DATA FOR REVIEW:
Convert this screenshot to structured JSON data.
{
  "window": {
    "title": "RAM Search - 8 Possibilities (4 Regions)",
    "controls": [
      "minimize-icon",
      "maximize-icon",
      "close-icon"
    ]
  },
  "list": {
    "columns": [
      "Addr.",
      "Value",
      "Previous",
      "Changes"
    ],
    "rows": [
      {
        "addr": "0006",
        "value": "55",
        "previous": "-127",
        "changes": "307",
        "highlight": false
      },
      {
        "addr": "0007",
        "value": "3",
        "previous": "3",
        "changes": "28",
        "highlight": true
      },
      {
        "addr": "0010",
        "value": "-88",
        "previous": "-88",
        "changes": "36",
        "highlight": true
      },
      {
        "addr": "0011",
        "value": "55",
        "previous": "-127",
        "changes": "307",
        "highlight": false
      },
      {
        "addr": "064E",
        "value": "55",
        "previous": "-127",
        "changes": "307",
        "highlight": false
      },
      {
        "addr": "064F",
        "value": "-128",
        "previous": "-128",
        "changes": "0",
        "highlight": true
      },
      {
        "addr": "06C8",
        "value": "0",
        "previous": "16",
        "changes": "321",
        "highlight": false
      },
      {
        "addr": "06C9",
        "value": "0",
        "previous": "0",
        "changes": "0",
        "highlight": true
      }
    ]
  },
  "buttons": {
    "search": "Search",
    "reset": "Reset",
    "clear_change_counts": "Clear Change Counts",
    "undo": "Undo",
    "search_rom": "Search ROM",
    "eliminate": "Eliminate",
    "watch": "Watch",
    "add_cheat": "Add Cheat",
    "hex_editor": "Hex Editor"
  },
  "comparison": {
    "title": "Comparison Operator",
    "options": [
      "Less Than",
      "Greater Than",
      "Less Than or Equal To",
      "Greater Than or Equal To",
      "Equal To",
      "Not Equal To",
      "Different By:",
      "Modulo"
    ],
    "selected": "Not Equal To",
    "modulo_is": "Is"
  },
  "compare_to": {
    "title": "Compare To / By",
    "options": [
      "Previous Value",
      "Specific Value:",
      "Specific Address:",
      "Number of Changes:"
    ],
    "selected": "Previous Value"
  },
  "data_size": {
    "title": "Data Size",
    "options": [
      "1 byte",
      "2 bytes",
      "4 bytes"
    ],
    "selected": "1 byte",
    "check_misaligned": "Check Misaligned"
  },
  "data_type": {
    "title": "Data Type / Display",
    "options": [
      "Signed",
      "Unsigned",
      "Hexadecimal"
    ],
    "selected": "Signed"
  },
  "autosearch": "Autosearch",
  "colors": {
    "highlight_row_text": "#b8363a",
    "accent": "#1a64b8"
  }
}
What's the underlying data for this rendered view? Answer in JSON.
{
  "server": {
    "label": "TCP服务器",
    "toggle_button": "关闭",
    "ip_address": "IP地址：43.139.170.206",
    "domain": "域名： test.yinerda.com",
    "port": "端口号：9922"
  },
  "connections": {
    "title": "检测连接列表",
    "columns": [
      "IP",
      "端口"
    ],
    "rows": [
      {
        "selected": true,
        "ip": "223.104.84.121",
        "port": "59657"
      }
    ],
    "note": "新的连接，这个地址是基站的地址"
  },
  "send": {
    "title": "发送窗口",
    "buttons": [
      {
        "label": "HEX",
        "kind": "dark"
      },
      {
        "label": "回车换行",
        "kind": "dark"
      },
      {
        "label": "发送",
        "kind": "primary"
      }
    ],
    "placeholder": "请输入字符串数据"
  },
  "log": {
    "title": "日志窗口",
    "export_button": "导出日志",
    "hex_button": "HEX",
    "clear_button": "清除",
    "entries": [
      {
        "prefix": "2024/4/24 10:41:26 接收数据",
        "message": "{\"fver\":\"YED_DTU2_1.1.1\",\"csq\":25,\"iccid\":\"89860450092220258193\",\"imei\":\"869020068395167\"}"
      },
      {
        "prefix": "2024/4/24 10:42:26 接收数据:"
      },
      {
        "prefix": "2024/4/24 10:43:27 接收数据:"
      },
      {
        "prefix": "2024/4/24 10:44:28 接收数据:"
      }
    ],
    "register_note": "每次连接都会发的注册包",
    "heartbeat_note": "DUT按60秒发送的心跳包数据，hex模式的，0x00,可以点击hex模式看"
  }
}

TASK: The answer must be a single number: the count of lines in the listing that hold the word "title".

ANSWER TO THIS EXERCISE: 8